- **Data for processing**:
┏━━
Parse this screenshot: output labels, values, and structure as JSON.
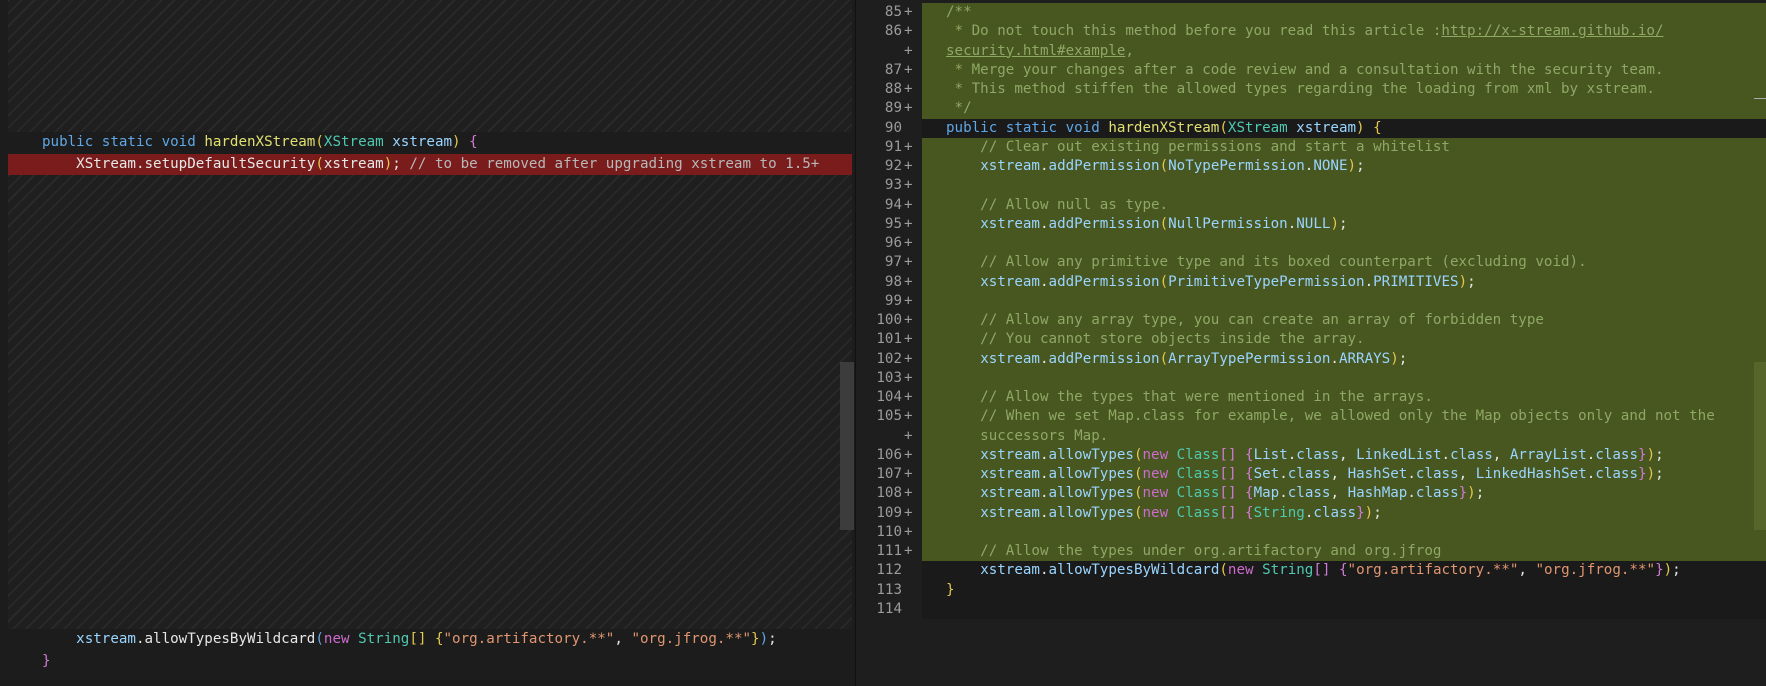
{
  "colors": {
    "added_background": "#48561f",
    "removed_background": "#7a1c1c",
    "keyword": "#5fa7e6",
    "type": "#4ec9b0",
    "string": "#e09670",
    "comment": "#7b9e50"
  },
  "left": {
    "lines": [
      {
        "kind": "context",
        "text": "public static void hardenXStream(XStream xstream) {"
      },
      {
        "kind": "removed",
        "text": "    XStream.setupDefaultSecurity(xstream); // to be removed after upgrading xstream to 1.5+"
      },
      {
        "kind": "context",
        "text": "    xstream.allowTypesByWildcard(new String[] {\"org.artifactory.**\", \"org.jfrog.**\"});"
      },
      {
        "kind": "context",
        "text": "}"
      }
    ]
  },
  "right": {
    "lines": [
      {
        "num": "85",
        "mark": "+",
        "text": "/**"
      },
      {
        "num": "86",
        "mark": "+",
        "text": " * Do not touch this method before you read this article :",
        "link": "http://x-stream.github.io/"
      },
      {
        "num": "",
        "mark": "+",
        "text": "",
        "link": "security.html#example",
        "suffix": ","
      },
      {
        "num": "87",
        "mark": "+",
        "text": " * Merge your changes after a code review and a consultation with the security team."
      },
      {
        "num": "88",
        "mark": "+",
        "text": " * This method stiffen the allowed types regarding the loading from xml by xstream."
      },
      {
        "num": "89",
        "mark": "+",
        "text": " */"
      },
      {
        "num": "90",
        "mark": "",
        "text": "public static void hardenXStream(XStream xstream) {"
      },
      {
        "num": "91",
        "mark": "+",
        "text": "    // Clear out existing permissions and start a whitelist"
      },
      {
        "num": "92",
        "mark": "+",
        "text": "    xstream.addPermission(NoTypePermission.NONE);"
      },
      {
        "num": "93",
        "mark": "+",
        "text": ""
      },
      {
        "num": "94",
        "mark": "+",
        "text": "    // Allow null as type."
      },
      {
        "num": "95",
        "mark": "+",
        "text": "    xstream.addPermission(NullPermission.NULL);"
      },
      {
        "num": "96",
        "mark": "+",
        "text": ""
      },
      {
        "num": "97",
        "mark": "+",
        "text": "    // Allow any primitive type and its boxed counterpart (excluding void)."
      },
      {
        "num": "98",
        "mark": "+",
        "text": "    xstream.addPermission(PrimitiveTypePermission.PRIMITIVES);"
      },
      {
        "num": "99",
        "mark": "+",
        "text": ""
      },
      {
        "num": "100",
        "mark": "+",
        "text": "    // Allow any array type, you can create an array of forbidden type"
      },
      {
        "num": "101",
        "mark": "+",
        "text": "    // You cannot store objects inside the array."
      },
      {
        "num": "102",
        "mark": "+",
        "text": "    xstream.addPermission(ArrayTypePermission.ARRAYS);"
      },
      {
        "num": "103",
        "mark": "+",
        "text": ""
      },
      {
        "num": "104",
        "mark": "+",
        "text": "    // Allow the types that were mentioned in the arrays."
      },
      {
        "num": "105",
        "mark": "+",
        "text": "    // When we set Map.class for example, we allowed only the Map objects only and not the"
      },
      {
        "num": "",
        "mark": "+",
        "text": "    successors Map."
      },
      {
        "num": "106",
        "mark": "+",
        "text": "    xstream.allowTypes(new Class[] {List.class, LinkedList.class, ArrayList.class});"
      },
      {
        "num": "107",
        "mark": "+",
        "text": "    xstream.allowTypes(new Class[] {Set.class, HashSet.class, LinkedHashSet.class});"
      },
      {
        "num": "108",
        "mark": "+",
        "text": "    xstream.allowTypes(new Class[] {Map.class, HashMap.class});"
      },
      {
        "num": "109",
        "mark": "+",
        "text": "    xstream.allowTypes(new Class[] {String.class});"
      },
      {
        "num": "110",
        "mark": "+",
        "text": ""
      },
      {
        "num": "111",
        "mark": "+",
        "text": "    // Allow the types under org.artifactory and org.jfrog"
      },
      {
        "num": "112",
        "mark": "",
        "text": "    xstream.allowTypesByWildcard(new String[] {\"org.artifactory.**\", \"org.jfrog.**\"});"
      },
      {
        "num": "113",
        "mark": "",
        "text": "}"
      },
      {
        "num": "114",
        "mark": "",
        "text": ""
      }
    ]
  }
}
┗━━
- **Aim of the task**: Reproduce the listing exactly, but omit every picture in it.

- **Task response**:
Parse this screenshot: output labels, values, and structure as JSON.
{
  "colors": {
    "added_background": "#48561f",
    "removed_background": "#7a1c1c",
    "keyword": "#5fa7e6",
    "type": "#4ec9b0",
    "string": "#e09670",
    "comment": "#7b9e50"
  },
  "left": {
    "lines": [
      {
        "kind": "context",
        "text": "public static void hardenXStream(XStream xstream) {"
      },
      {
        "kind": "removed",
        "text": "    XStream.setupDefaultSecurity(xstream); // to be removed after upgrading xstream to 1.5+"
      },
      {
        "kind": "context",
        "text": "    xstream.allowTypesByWildcard(new String[] {\"org.artifactory.**\", \"org.jfrog.**\"});"
      },
      {
        "kind": "context",
        "text": "}"
      }
    ]
  },
  "right": {
    "lines": [
      {
        "num": "85",
        "mark": "+",
        "text": "/**"
      },
      {
        "num": "86",
        "mark": "+",
        "text": " * Do not touch this method before you read this article :",
        "link": "http://x-stream.github.io/"
      },
      {
        "num": "",
        "mark": "+",
        "text": "",
        "link": "security.html#example",
        "suffix": ","
      },
      {
        "num": "87",
        "mark": "+",
        "text": " * Merge your changes after a code review and a consultation with the security team."
      },
      {
        "num": "88",
        "mark": "+",
        "text": " * This method stiffen the allowed types regarding the loading from xml by xstream."
      },
      {
        "num": "89",
        "mark": "+",
        "text": " */"
      },
      {
        "num": "90",
        "mark": "",
        "text": "public static void hardenXStream(XStream xstream) {"
      },
      {
        "num": "91",
        "mark": "+",
        "text": "    // Clear out existing permissions and start a whitelist"
      },
      {
        "num": "92",
        "mark": "+",
        "text": "    xstream.addPermission(NoTypePermission.NONE);"
      },
      {
        "num": "93",
        "mark": "+",
        "text": ""
      },
      {
        "num": "94",
        "mark": "+",
        "text": "    // Allow null as type."
      },
      {
        "num": "95",
        "mark": "+",
        "text": "    xstream.addPermission(NullPermission.NULL);"
      },
      {
        "num": "96",
        "mark": "+",
        "text": ""
      },
      {
        "num": "97",
        "mark": "+",
        "text": "    // Allow any primitive type and its boxed counterpart (excluding void)."
      },
      {
        "num": "98",
        "mark": "+",
        "text": "    xstream.addPermission(PrimitiveTypePermission.PRIMITIVES);"
      },
      {
        "num": "99",
        "mark": "+",
        "text": ""
      },
      {
        "num": "100",
        "mark": "+",
        "text": "    // Allow any array type, you can create an array of forbidden type"
      },
      {
        "num": "101",
        "mark": "+",
        "text": "    // You cannot store objects inside the array."
      },
      {
        "num": "102",
        "mark": "+",
        "text": "    xstream.addPermission(ArrayTypePermission.ARRAYS);"
      },
      {
        "num": "103",
        "mark": "+",
        "text": ""
      },
      {
        "num": "104",
        "mark": "+",
        "text": "    // Allow the types that were mentioned in the arrays."
      },
      {
        "num": "105",
        "mark": "+",
        "text": "    // When we set Map.class for example, we allowed only the Map objects only and not the"
      },
      {
        "num": "",
        "mark": "+",
        "text": "    successors Map."
      },
      {
        "num": "106",
        "mark": "+",
        "text": "    xstream.allowTypes(new Class[] {List.class, LinkedList.class, ArrayList.class});"
      },
      {
        "num": "107",
        "mark": "+",
        "text": "    xstream.allowTypes(new Class[] {Set.class, HashSet.class, LinkedHashSet.class});"
      },
      {
        "num": "108",
        "mark": "+",
        "text": "    xstream.allowTypes(new Class[] {Map.class, HashMap.class});"
      },
      {
        "num": "109",
        "mark": "+",
        "text": "    xstream.allowTypes(new Class[] {String.class});"
      },
      {
        "num": "110",
        "mark": "+",
        "text": ""
      },
      {
        "num": "111",
        "mark": "+",
        "text": "    // Allow the types under org.artifactory and org.jfrog"
      },
      {
        "num": "112",
        "mark": "",
        "text": "    xstream.allowTypesByWildcard(new String[] {\"org.artifactory.**\", \"org.jfrog.**\"});"
      },
      {
        "num": "113",
        "mark": "",
        "text": "}"
      },
      {
        "num": "114",
        "mark": "",
        "text": ""
      }
    ]
  }
}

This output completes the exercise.